by robertnew
FRANKFORT, Ky. (January 14, 2013) – (Left) Representative Ryan Quarles, R-Georgetown (62nd District) and Representative Jonathan Shell, R-Lancaster (36th District) listen to a presentation on the floor of the Kentucky House of Representatives on Friday, January 11. Quarles and Shell are two of three House Representatives under the age of 30, all Republicans, and two of eight House legislators under the age of 40.  Seven of the eight under 40 members are Republicans. (Photo: LRC Public Information/Kentucky House Republican Caucus)

FRANKFORT, Ky. (January 14, 2013) – (Left) Representative Ryan Quarles, R-Georgetown (62nd District) and Representative Jonathan Shell, R-Lancaster (36th District) listen to a presentation on the floor of the Kentucky House of Representatives on Friday, January 11. Quarles and Shell are two of three House Representatives under the age of 30, all Republicans, and two of eight House legislators under the age of 40. Seven of the eight under 40 members are Republicans. (Photo: LRC Public Information/Kentucky House Republican Caucus)

A couple of weeks ago Kentucky’s General Assembly started their 2013 session. They started this year with a short session, only meeting 4 days. Being the political junkie I am, I was thrilled to learn that KET had a website that streamed both the House and Senate Sessions. I couldn’t wait to tune in.

On the first day I logged in and watched the House.
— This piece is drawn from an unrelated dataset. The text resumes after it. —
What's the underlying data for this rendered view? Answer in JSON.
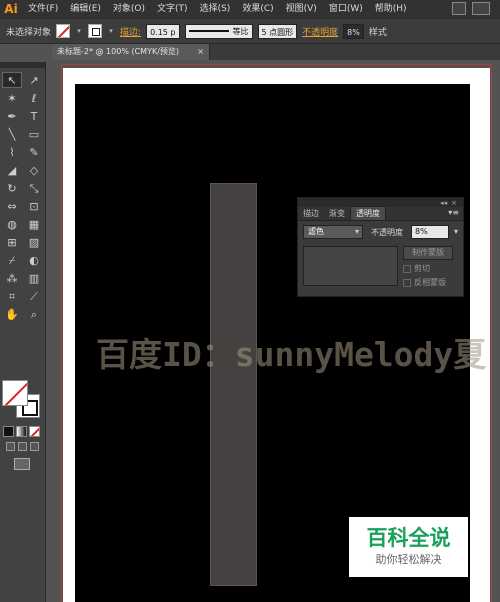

It went something like this: gavel in, make some announcements, give the representatives a few minutes to make comment and introduce their guests there watching them, file some bill numbers with the clerk, and adjourn. The entire process took about an hour. The next three days followed about the same format.

I was left thinking what the heck just happened? Our state has a huge fiscal crisis facing us. I remember thinking I would be pretty pissed if I were elected to office and had to drive all the way to Frankfort every day for this!

But this is what happens on the surface, the part we see. What was really happening was going on before and after the session. The first day, after they adjourned, the Republican and Democrat caucuses met individually in different rooms and elected leadership. There is also time for committees to meet, which is where the actual bills are written before being brought to the floor.

While I was disappointed that there wasn’t more to watch, I know that may be hard to believe, I know that my Representative and Senator was at work. We need to remember that there is a lot more to politics than what we see on the surface. On the positive side there are groups meeting to write and refine legislation. On the flip side, there are the backroom deals securing votes and meeting with lobbyists (watch “Lincoln” and think of Ben Nelson (D-NE) and the Cornhusker Kickback deal during the Obamacare passage).

That is why it is important for us to be ever vigilant and be an informed voter. In politics what you see is not always what you get.